When you order your Bloody Mary at the outdoor bar at Husby’s on Fall Fest Saturday morning, it may look like a simple process to fulfill your order: The bartender turns to grab a freshly salted drink off the table and trades it for your cash within a few seconds.
But the journey for that drink started several days earlier, when the crew at Husby’s started organizing the influx of supplies arriving throughout the week to prepare to serve a couple thousand glasses of the unofficial drink of Fall Fest.
The process kicks into high gear on Thursday, when six to eight workers get started on making 150 gallons of mix.
“Everybody has a specific job,” said Husby’s co-owner James Larsen, who has been a part of Husby’s Fall Festival preparations as an employee or owner for more than 15 years. “You’ve got the horseradish guy, the Worcestershire guy, the tomato-juice guy. And they have to be in the right order so the Worcestershire washes the horseradish down the funnel.”
The recipe is largely the same as it has been for more than three decades: Sacramento tomato juice, Tabasco sauce, Lea & Perrins Worcestershire sauce, horseradish, a little A.1. steak sauce and a little pickle juice.
“We don’t use substitutes because having all those good ingredients makes all the difference,” Larsen said.

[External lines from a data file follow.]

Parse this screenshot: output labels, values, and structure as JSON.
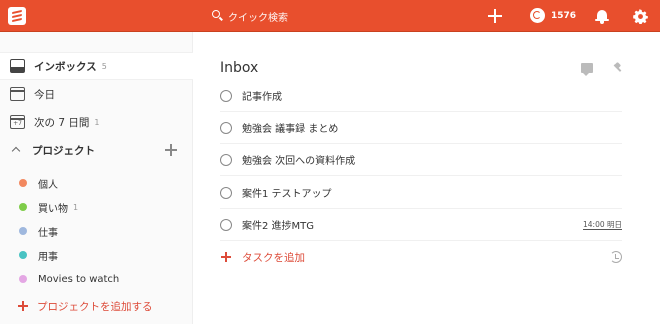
{
  "topbar": {
    "search_placeholder": "クイック検索",
    "karma_count": "1576",
    "bg_color": "#e84f2d"
  },
  "sidebar": {
    "nav": [
      {
        "label": "インボックス",
        "count": "5",
        "icon": "inbox-icon"
      },
      {
        "label": "今日",
        "count": "",
        "icon": "calendar-today-icon"
      },
      {
        "label": "次の 7 日間",
        "count": "1",
        "icon": "calendar-7days-icon",
        "icon_text": "+7"
      }
    ],
    "projects_title": "プロジェクト",
    "projects": [
      {
        "label": "個人",
        "count": "",
        "color": "#f2885f"
      },
      {
        "label": "買い物",
        "count": "1",
        "color": "#7ecc49"
      },
      {
        "label": "仕事",
        "count": "",
        "color": "#9fb8de"
      },
      {
        "label": "用事",
        "count": "",
        "color": "#49c3c3"
      },
      {
        "label": "Movies to watch",
        "count": "",
        "color": "#e4a7e4"
      }
    ],
    "add_project_label": "プロジェクトを追加する"
  },
  "main": {
    "title": "Inbox",
    "tasks": [
      {
        "label": "記事作成",
        "due": ""
      },
      {
        "label": "勉強会 議事録 まとめ",
        "due": ""
      },
      {
        "label": "勉強会 次回への資料作成",
        "due": ""
      },
      {
        "label": "案件1 テストアップ",
        "due": ""
      },
      {
        "label": "案件2 進捗MTG",
        "due": "14:00 明日"
      }
    ],
    "add_task_label": "タスクを追加"
  }
}
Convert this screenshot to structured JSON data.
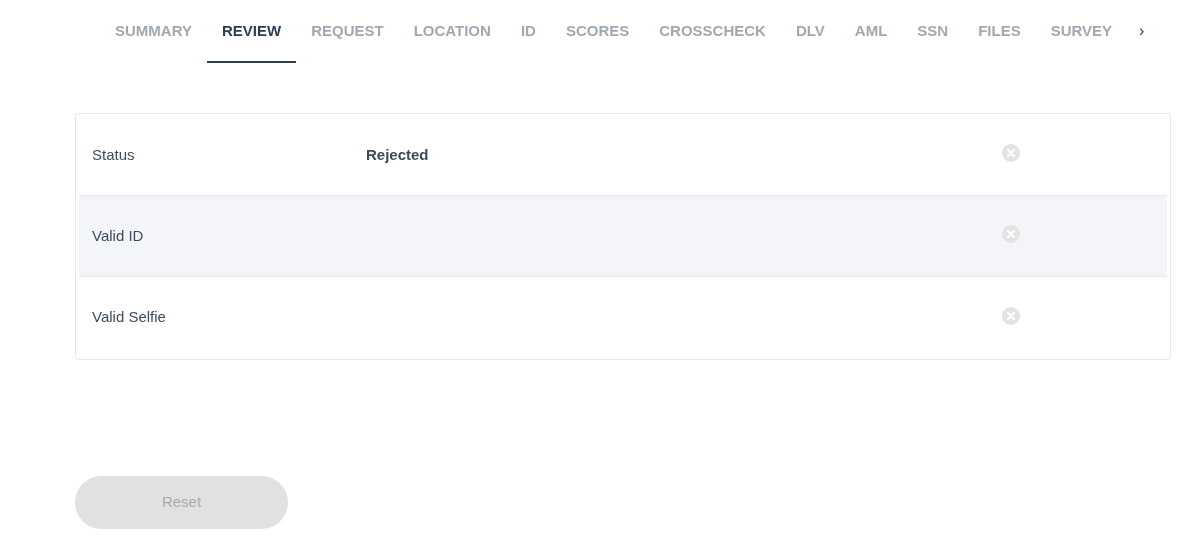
{
  "tabs": [
    {
      "label": "SUMMARY",
      "selected": false
    },
    {
      "label": "REVIEW",
      "selected": true
    },
    {
      "label": "REQUEST",
      "selected": false
    },
    {
      "label": "LOCATION",
      "selected": false
    },
    {
      "label": "ID",
      "selected": false
    },
    {
      "label": "SCORES",
      "selected": false
    },
    {
      "label": "CROSSCHECK",
      "selected": false
    },
    {
      "label": "DLV",
      "selected": false
    },
    {
      "label": "AML",
      "selected": false
    },
    {
      "label": "SSN",
      "selected": false
    },
    {
      "label": "FILES",
      "selected": false
    },
    {
      "label": "SURVEY",
      "selected": false
    }
  ],
  "tabs_scroll": "›",
  "review_rows": [
    {
      "label": "Status",
      "value": "Rejected",
      "hovered": false
    },
    {
      "label": "Valid ID",
      "hovered": true
    },
    {
      "label": "Valid Selfie",
      "hovered": false
    }
  ],
  "reset_button": {
    "label": "Reset",
    "disabled": true
  }
}
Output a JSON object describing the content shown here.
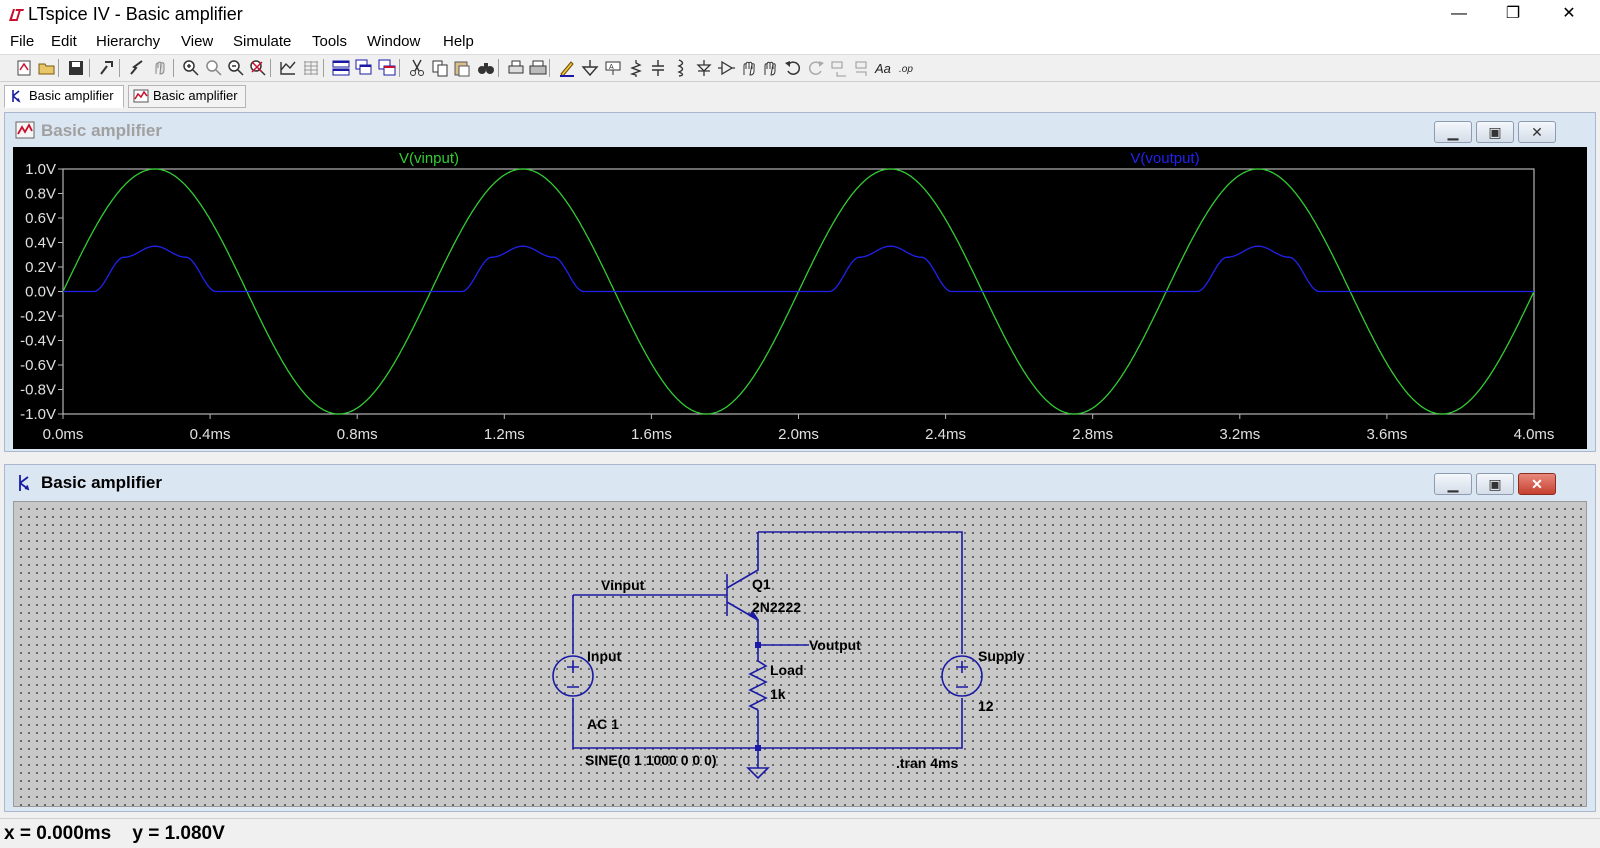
{
  "window": {
    "title": "LTspice IV - Basic amplifier",
    "minimize": "—",
    "maximize": "❐",
    "close": "✕"
  },
  "menu": [
    {
      "label": "File"
    },
    {
      "label": "Edit"
    },
    {
      "label": "Hierarchy"
    },
    {
      "label": "View"
    },
    {
      "label": "Simulate"
    },
    {
      "label": "Tools"
    },
    {
      "label": "Window"
    },
    {
      "label": "Help"
    }
  ],
  "toolbar_icons": [
    "new-schematic-icon",
    "open-icon",
    "save-icon",
    "control-panel-icon",
    "run-icon",
    "halt-icon",
    "zoom-in-icon",
    "zoom-out-icon",
    "zoom-full-icon",
    "zoom-cancel-icon",
    "autorange-icon",
    "grid-icon",
    "tile-horizontal-icon",
    "cascade-icon",
    "tile-vertical-icon",
    "cut-icon",
    "copy-icon",
    "paste-icon",
    "find-icon",
    "print-preview-icon",
    "print-icon",
    "draw-wire-icon",
    "ground-icon",
    "label-net-icon",
    "resistor-icon",
    "capacitor-icon",
    "inductor-icon",
    "diode-icon",
    "component-icon",
    "move-icon",
    "drag-icon",
    "undo-icon",
    "redo-icon",
    "rotate-icon",
    "mirror-icon",
    "text-icon",
    "spice-directive-icon"
  ],
  "tabs": [
    {
      "label": "Basic amplifier",
      "kind": "schematic",
      "active": true
    },
    {
      "label": "Basic amplifier",
      "kind": "waveform",
      "active": false
    }
  ],
  "plot_window": {
    "title": "Basic amplifier",
    "traces": [
      {
        "name": "V(vinput)",
        "color": "#33cc33"
      },
      {
        "name": "V(voutput)",
        "color": "#2222ee"
      }
    ]
  },
  "chart_data": {
    "type": "line",
    "x": [
      0.0,
      0.1,
      0.2,
      0.25,
      0.3,
      0.4,
      0.5,
      0.6,
      0.7,
      0.75,
      0.8,
      0.9,
      1.0
    ],
    "x_unit": "ms",
    "period_ms": 1.0,
    "xlim": [
      0.0,
      4.0
    ],
    "ylim": [
      -1.0,
      1.0
    ],
    "x_ticks": [
      "0.0ms",
      "0.4ms",
      "0.8ms",
      "1.2ms",
      "1.6ms",
      "2.0ms",
      "2.4ms",
      "2.8ms",
      "3.2ms",
      "3.6ms",
      "4.0ms"
    ],
    "y_ticks": [
      "1.0V",
      "0.8V",
      "0.6V",
      "0.4V",
      "0.2V",
      "0.0V",
      "-0.2V",
      "-0.4V",
      "-0.6V",
      "-0.8V",
      "-1.0V"
    ],
    "series": [
      {
        "name": "V(vinput)",
        "color": "#33cc33",
        "values": [
          0.0,
          0.588,
          0.951,
          1.0,
          0.951,
          0.588,
          0.0,
          -0.588,
          -0.951,
          -1.0,
          -0.951,
          -0.588,
          0.0
        ]
      },
      {
        "name": "V(voutput)",
        "color": "#2222ee",
        "values": [
          0.0,
          0.0,
          0.28,
          0.37,
          0.28,
          0.0,
          0.0,
          0.0,
          0.0,
          0.0,
          0.0,
          0.0,
          0.0
        ]
      }
    ],
    "grid": false,
    "background": "#000000"
  },
  "schematic_window": {
    "title": "Basic amplifier",
    "labels": {
      "vinput": "Vinput",
      "q1": "Q1",
      "q1_model": "2N2222",
      "voutput": "Voutput",
      "input": "Input",
      "load": "Load",
      "load_value": "1k",
      "supply": "Supply",
      "supply_value": "12",
      "ac": "AC 1",
      "sine": "SINE(0 1 1000 0 0 0)",
      "tran": ".tran 4ms"
    },
    "wire_color": "#1a1aa6"
  },
  "status": {
    "text": "x = 0.000ms    y = 1.080V"
  }
}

The drink has always been popular at Fall Fest, said Delmar “Pickle” Olson, who owned Husby’s from 1979 to 1991, when it was a dive in every glorious sense of the word. But the Bloody became “a thing” with the promotion of Arlyn “Oscar” Johnson when he bought the bar in 1991.
Johnson built a huge outdoor Fall Fest bar to wrap around the garage adjacent to Husby’s (now the Garage Bar, but then a sign shop) and started pumping out Bloodys by the dozen. Olson said the recipe was the same, but its billing had changed to “Oscar’s Famous Bloody Mary,” with sweatshirts to spread the word.
Johnson may not have been the mastermind behind the recipe, but he was particular about getting it right at Fall Fest. He was known to stalk the assembly line, ensuring that cups were packed with ice, watching the pour of the vodka, shouting if a Bloody was about to be served without a pickle and celery salt.
Johnson died in 2004, but his attention to detail has been passed down year after year, and on to the bar’s current owners, John Sawyer, Chad Kodanko and James Larsen. The last detail on Thursday night is getting all the ingredients mixed evenly.
“There’s always a fight over who gets to be the jug shaker,” Larsen said.
By Saturday morning, a second assembly line is hitting its stride at 9 am as thousands of revelers descend on Sister Bay to line the streets for the Fall Fest parade. One person fills cups with ice, another pours the vodka, a third pours the mix, and one more adds the pickle, celery salt and a more recent piece of flair: a cheese whip. They’re made a tray at a time, 70 in each tray, and almost as soon as the tray is full, it’s emptied by the bartenders.
“Between 9 am and 1 pm on Saturday, we never stop making them,” Larsen said.